> [DATA FOR REVIEW]
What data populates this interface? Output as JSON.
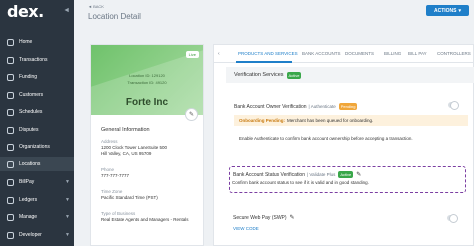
{
  "sidebar": {
    "logo": "dex.",
    "items": [
      {
        "label": "Home"
      },
      {
        "label": "Transactions"
      },
      {
        "label": "Funding"
      },
      {
        "label": "Customers"
      },
      {
        "label": "Schedules"
      },
      {
        "label": "Disputes"
      },
      {
        "label": "Organizations"
      },
      {
        "label": "Locations"
      },
      {
        "label": "BillPay"
      },
      {
        "label": "Ledgers"
      },
      {
        "label": "Manage"
      },
      {
        "label": "Developer"
      }
    ]
  },
  "header": {
    "back": "◄ BACK",
    "title": "Location Detail",
    "actions": "ACTIONS"
  },
  "location_card": {
    "status": "Live",
    "location_id": "Location ID: 129120",
    "transaction_id": "Transaction ID: 49120",
    "name": "Forte Inc",
    "general_info_title": "General Information",
    "address_label": "Address",
    "address_line1": "1200 Clock Tower LaneSuite 500",
    "address_line2": "Hill Valley, CA, US 95709",
    "phone_label": "Phone",
    "phone": "777-777-7777",
    "timezone_label": "Time Zone",
    "timezone": "Pacific Standard Time (PST)",
    "business_label": "Type of Business",
    "business_type": "Real Estate Agents and Managers - Rentals"
  },
  "tabs": [
    "PRODUCTS AND SERVICES",
    "BANK ACCOUNTS",
    "DOCUMENTS",
    "BILLING",
    "BILL PAY",
    "CONTROLLERS"
  ],
  "verification": {
    "title": "Verification Services",
    "status": "Active",
    "owner_title": "Bank Account Owner Verification",
    "owner_sub": "| Authenticate",
    "owner_status": "Pending",
    "onboard_strong": "Onboarding Pending:",
    "onboard_msg": "Merchant has been queued for onboarding.",
    "enable_text": "Enable Authenticate to confirm bank account ownership before accepting a transaction.",
    "status_title": "Bank Account Status Verification",
    "status_sub": "| Validate Plus",
    "status_badge": "Active",
    "status_desc": "Confirm bank account status to see if it is valid and in good standing."
  },
  "swp": {
    "title": "Secure Web Pay (SWP)",
    "view_code": "VIEW CODE"
  },
  "colors": {
    "sidebar": "#2b3540",
    "accent": "#1f7fc9",
    "live_green": "#3aa74a",
    "pending_orange": "#f0a63a",
    "highlight_purple": "#7b3fa2"
  }
}
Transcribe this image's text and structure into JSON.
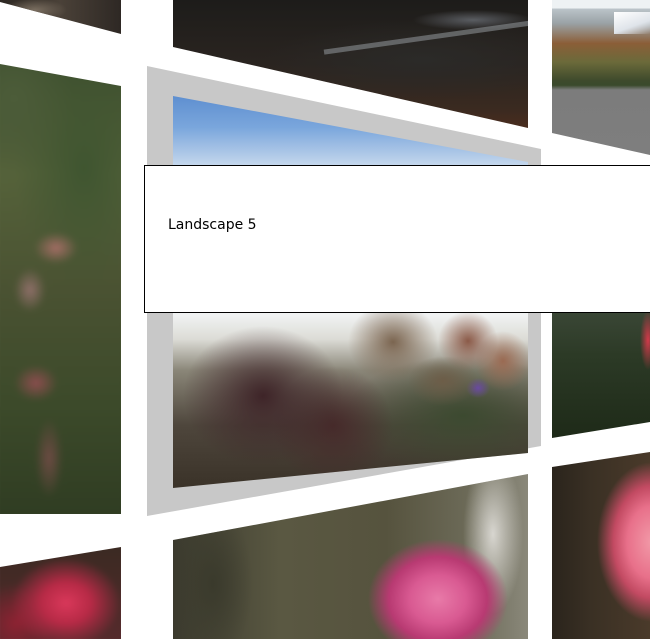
{
  "gallery": {
    "tiles": [
      {
        "id": "left-top",
        "icon": "landscape-photo"
      },
      {
        "id": "left-mid",
        "icon": "landscape-photo"
      },
      {
        "id": "left-bottom",
        "icon": "flower-photo"
      },
      {
        "id": "center-top",
        "icon": "landscape-photo"
      },
      {
        "id": "center-featured",
        "icon": "flower-photo"
      },
      {
        "id": "center-bottom",
        "icon": "flower-photo"
      },
      {
        "id": "right-top",
        "icon": "landscape-photo"
      },
      {
        "id": "right-mid",
        "icon": "landscape-photo"
      },
      {
        "id": "right-bottom",
        "icon": "flower-photo"
      }
    ],
    "selected_frame_color": "#c8c8c8"
  },
  "tooltip": {
    "title": "Landscape 5"
  }
}
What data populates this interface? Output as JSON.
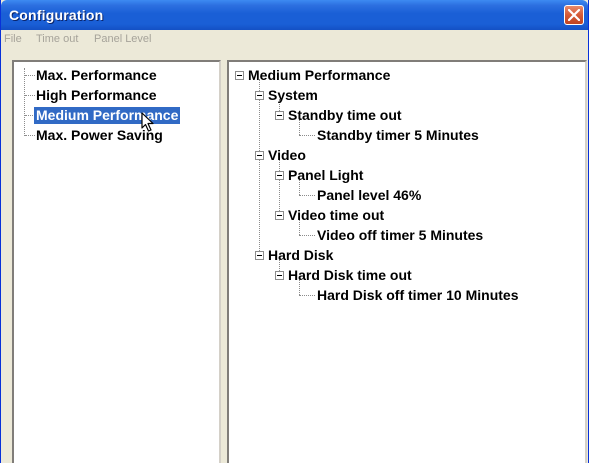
{
  "window": {
    "title": "Configuration"
  },
  "menu": [
    "File",
    "Time out",
    "Panel Level"
  ],
  "profiles": {
    "items": [
      "Max. Performance",
      "High Performance",
      "Medium Performance",
      "Max. Power Saving"
    ],
    "selected": "Medium Performance"
  },
  "details": {
    "root": "Medium Performance",
    "system": "System",
    "standby_timeout": "Standby time out",
    "standby_timer": "Standby timer 5 Minutes",
    "video": "Video",
    "panel_light": "Panel Light",
    "panel_level": "Panel level 46%",
    "video_timeout": "Video time out",
    "video_off_timer": "Video off timer 5 Minutes",
    "hard_disk": "Hard Disk",
    "hard_disk_timeout": "Hard Disk time out",
    "hard_disk_off_timer": "Hard Disk off timer 10 Minutes"
  },
  "colors": {
    "title_bar": "#1a5fd6",
    "selection": "#316ac5",
    "close_button": "#d55a36"
  },
  "icons": {
    "close": "close-icon",
    "expander": "minus-box-icon",
    "pointer": "arrow-cursor-icon"
  }
}
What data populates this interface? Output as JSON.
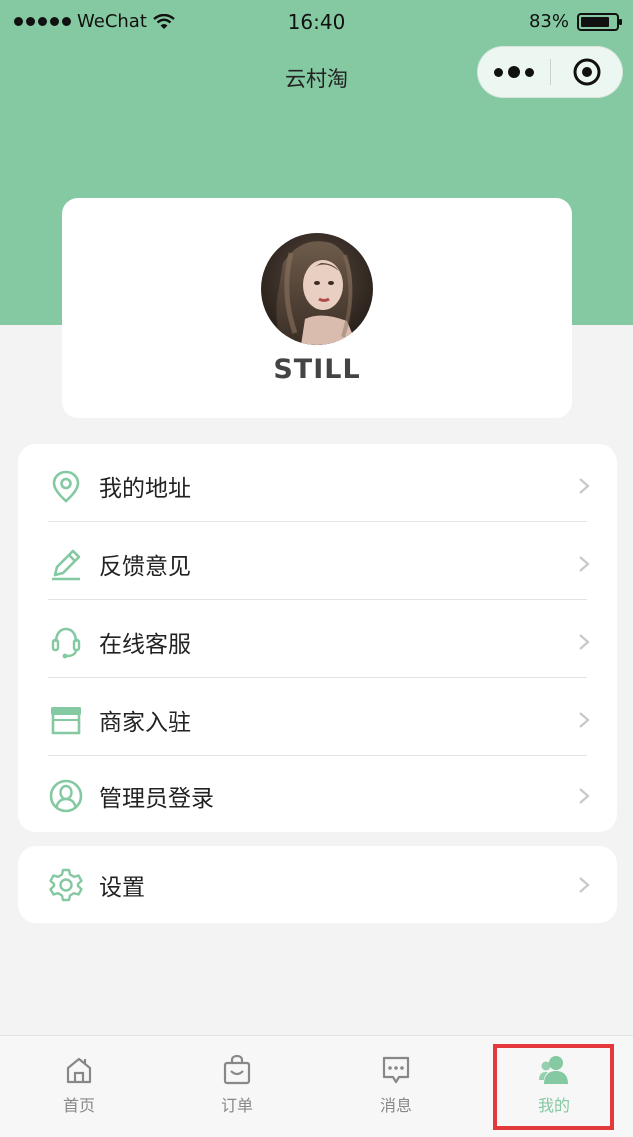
{
  "status_bar": {
    "carrier": "WeChat",
    "time": "16:40",
    "battery_percent": "83%",
    "battery_level": 0.83
  },
  "nav": {
    "title": "云村淘"
  },
  "profile": {
    "username": "STILL"
  },
  "menu": {
    "items": [
      {
        "label": "我的地址",
        "icon": "location-pin-icon"
      },
      {
        "label": "反馈意见",
        "icon": "pencil-icon"
      },
      {
        "label": "在线客服",
        "icon": "headset-icon"
      },
      {
        "label": "商家入驻",
        "icon": "storefront-icon"
      },
      {
        "label": "管理员登录",
        "icon": "user-circle-icon"
      }
    ],
    "settings": {
      "label": "设置",
      "icon": "gear-icon"
    }
  },
  "tabs": [
    {
      "label": "首页",
      "icon": "home-icon"
    },
    {
      "label": "订单",
      "icon": "shopping-bag-icon"
    },
    {
      "label": "消息",
      "icon": "message-icon"
    },
    {
      "label": "我的",
      "icon": "person-icon"
    }
  ],
  "colors": {
    "accent": "#84c9a1",
    "highlight": "#e5383b",
    "background": "#f3f3f3"
  }
}
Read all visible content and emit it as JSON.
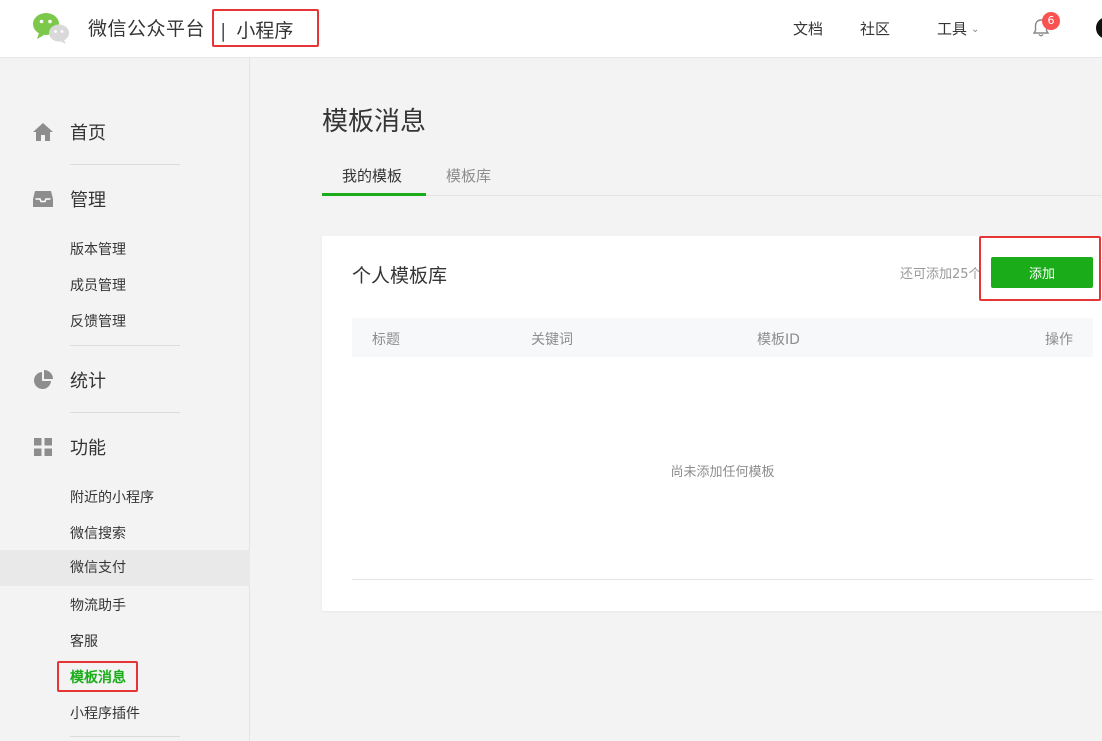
{
  "header": {
    "brand": "微信公众平台",
    "separator": "|",
    "product": "小程序",
    "nav": {
      "docs": "文档",
      "community": "社区",
      "tools": "工具"
    },
    "notification_count": "6",
    "icons": {
      "logo": "wechat-logo",
      "bell": "bell-icon",
      "chevron": "chevron-down-icon"
    }
  },
  "sidebar": {
    "sections": [
      {
        "label": "首页",
        "icon": "home-icon"
      },
      {
        "label": "管理",
        "icon": "inbox-icon",
        "items": [
          "版本管理",
          "成员管理",
          "反馈管理"
        ]
      },
      {
        "label": "统计",
        "icon": "pie-chart-icon"
      },
      {
        "label": "功能",
        "icon": "grid-icon",
        "items": [
          "附近的小程序",
          "微信搜索",
          "微信支付",
          "物流助手",
          "客服",
          "模板消息",
          "小程序插件"
        ]
      }
    ],
    "active_item": "模板消息",
    "hover_item": "微信支付"
  },
  "main": {
    "title": "模板消息",
    "tabs": [
      {
        "label": "我的模板",
        "active": true
      },
      {
        "label": "模板库",
        "active": false
      }
    ],
    "card": {
      "title": "个人模板库",
      "remaining": "还可添加25个",
      "add_label": "添加",
      "columns": [
        "标题",
        "关键词",
        "模板ID",
        "操作"
      ],
      "empty_text": "尚未添加任何模板"
    }
  },
  "colors": {
    "accent": "#1aad19",
    "annotation": "#e53535",
    "badge": "#fa5151"
  }
}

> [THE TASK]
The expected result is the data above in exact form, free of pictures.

> [TASK RESULT]
What data populates this interface? Output as JSON.
{
  "sidebar": {
    "logo": "dex.",
    "items": [
      {
        "label": "Home"
      },
      {
        "label": "Transactions"
      },
      {
        "label": "Funding"
      },
      {
        "label": "Customers"
      },
      {
        "label": "Schedules"
      },
      {
        "label": "Disputes"
      },
      {
        "label": "Organizations"
      },
      {
        "label": "Locations"
      },
      {
        "label": "BillPay"
      },
      {
        "label": "Ledgers"
      },
      {
        "label": "Manage"
      },
      {
        "label": "Developer"
      }
    ]
  },
  "header": {
    "back": "◄ BACK",
    "title": "Location Detail",
    "actions": "ACTIONS"
  },
  "location_card": {
    "status": "Live",
    "location_id": "Location ID: 129120",
    "transaction_id": "Transaction ID: 49120",
    "name": "Forte Inc",
    "general_info_title": "General Information",
    "address_label": "Address",
    "address_line1": "1200 Clock Tower LaneSuite 500",
    "address_line2": "Hill Valley, CA, US 95709",
    "phone_label": "Phone",
    "phone": "777-777-7777",
    "timezone_label": "Time Zone",
    "timezone": "Pacific Standard Time (PST)",
    "business_label": "Type of Business",
    "business_type": "Real Estate Agents and Managers - Rentals"
  },
  "tabs": [
    "PRODUCTS AND SERVICES",
    "BANK ACCOUNTS",
    "DOCUMENTS",
    "BILLING",
    "BILL PAY",
    "CONTROLLERS"
  ],
  "verification": {
    "title": "Verification Services",
    "status": "Active",
    "owner_title": "Bank Account Owner Verification",
    "owner_sub": "| Authenticate",
    "owner_status": "Pending",
    "onboard_strong": "Onboarding Pending:",
    "onboard_msg": "Merchant has been queued for onboarding.",
    "enable_text": "Enable Authenticate to confirm bank account ownership before accepting a transaction.",
    "status_title": "Bank Account Status Verification",
    "status_sub": "| Validate Plus",
    "status_badge": "Active",
    "status_desc": "Confirm bank account status to see if it is valid and in good standing."
  },
  "swp": {
    "title": "Secure Web Pay (SWP)",
    "view_code": "VIEW CODE"
  },
  "colors": {
    "sidebar": "#2b3540",
    "accent": "#1f7fc9",
    "live_green": "#3aa74a",
    "pending_orange": "#f0a63a",
    "highlight_purple": "#7b3fa2"
  }
}
Transcribe this image's text and structure into JSON.
{
  "gallery": {
    "tiles": [
      {
        "id": "left-top",
        "icon": "landscape-photo"
      },
      {
        "id": "left-mid",
        "icon": "landscape-photo"
      },
      {
        "id": "left-bottom",
        "icon": "flower-photo"
      },
      {
        "id": "center-top",
        "icon": "landscape-photo"
      },
      {
        "id": "center-featured",
        "icon": "flower-photo"
      },
      {
        "id": "center-bottom",
        "icon": "flower-photo"
      },
      {
        "id": "right-top",
        "icon": "landscape-photo"
      },
      {
        "id": "right-mid",
        "icon": "landscape-photo"
      },
      {
        "id": "right-bottom",
        "icon": "flower-photo"
      }
    ],
    "selected_frame_color": "#c8c8c8"
  },
  "tooltip": {
    "title": "Landscape 5"
  }
}
What data populates this interface? Output as JSON.
{
  "window": {
    "title": "Configuration"
  },
  "menu": [
    "File",
    "Time out",
    "Panel Level"
  ],
  "profiles": {
    "items": [
      "Max. Performance",
      "High Performance",
      "Medium Performance",
      "Max. Power Saving"
    ],
    "selected": "Medium Performance"
  },
  "details": {
    "root": "Medium Performance",
    "system": "System",
    "standby_timeout": "Standby time out",
    "standby_timer": "Standby timer 5 Minutes",
    "video": "Video",
    "panel_light": "Panel Light",
    "panel_level": "Panel level 46%",
    "video_timeout": "Video time out",
    "video_off_timer": "Video off timer 5 Minutes",
    "hard_disk": "Hard Disk",
    "hard_disk_timeout": "Hard Disk time out",
    "hard_disk_off_timer": "Hard Disk off timer 10 Minutes"
  },
  "colors": {
    "title_bar": "#1a5fd6",
    "selection": "#316ac5",
    "close_button": "#d55a36"
  },
  "icons": {
    "close": "close-icon",
    "expander": "minus-box-icon",
    "pointer": "arrow-cursor-icon"
  }
}
What data populates this interface? Output as JSON.
{
  "status_bar": {
    "carrier": "WeChat",
    "time": "16:40",
    "battery_percent": "83%",
    "battery_level": 0.83
  },
  "nav": {
    "title": "云村淘"
  },
  "profile": {
    "username": "STILL"
  },
  "menu": {
    "items": [
      {
        "label": "我的地址",
        "icon": "location-pin-icon"
      },
      {
        "label": "反馈意见",
        "icon": "pencil-icon"
      },
      {
        "label": "在线客服",
        "icon": "headset-icon"
      },
      {
        "label": "商家入驻",
        "icon": "storefront-icon"
      },
      {
        "label": "管理员登录",
        "icon": "user-circle-icon"
      }
    ],
    "settings": {
      "label": "设置",
      "icon": "gear-icon"
    }
  },
  "tabs": [
    {
      "label": "首页",
      "icon": "home-icon"
    },
    {
      "label": "订单",
      "icon": "shopping-bag-icon"
    },
    {
      "label": "消息",
      "icon": "message-icon"
    },
    {
      "label": "我的",
      "icon": "person-icon"
    }
  ],
  "colors": {
    "accent": "#84c9a1",
    "highlight": "#e5383b",
    "background": "#f3f3f3"
  }
}
Read all visible content and emit it as JSON.
{
  "header": {
    "brand": "微信公众平台",
    "separator": "|",
    "product": "小程序",
    "nav": {
      "docs": "文档",
      "community": "社区",
      "tools": "工具"
    },
    "notification_count": "6",
    "icons": {
      "logo": "wechat-logo",
      "bell": "bell-icon",
      "chevron": "chevron-down-icon"
    }
  },
  "sidebar": {
    "sections": [
      {
        "label": "首页",
        "icon": "home-icon"
      },
      {
        "label": "管理",
        "icon": "inbox-icon",
        "items": [
          "版本管理",
          "成员管理",
          "反馈管理"
        ]
      },
      {
        "label": "统计",
        "icon": "pie-chart-icon"
      },
      {
        "label": "功能",
        "icon": "grid-icon",
        "items": [
          "附近的小程序",
          "微信搜索",
          "微信支付",
          "物流助手",
          "客服",
          "模板消息",
          "小程序插件"
        ]
      }
    ],
    "active_item": "模板消息",
    "hover_item": "微信支付"
  },
  "main": {
    "title": "模板消息",
    "tabs": [
      {
        "label": "我的模板",
        "active": true
      },
      {
        "label": "模板库",
        "active": false
      }
    ],
    "card": {
      "title": "个人模板库",
      "remaining": "还可添加25个",
      "add_label": "添加",
      "columns": [
        "标题",
        "关键词",
        "模板ID",
        "操作"
      ],
      "empty_text": "尚未添加任何模板"
    }
  },
  "colors": {
    "accent": "#1aad19",
    "annotation": "#e53535",
    "badge": "#fa5151"
  }
}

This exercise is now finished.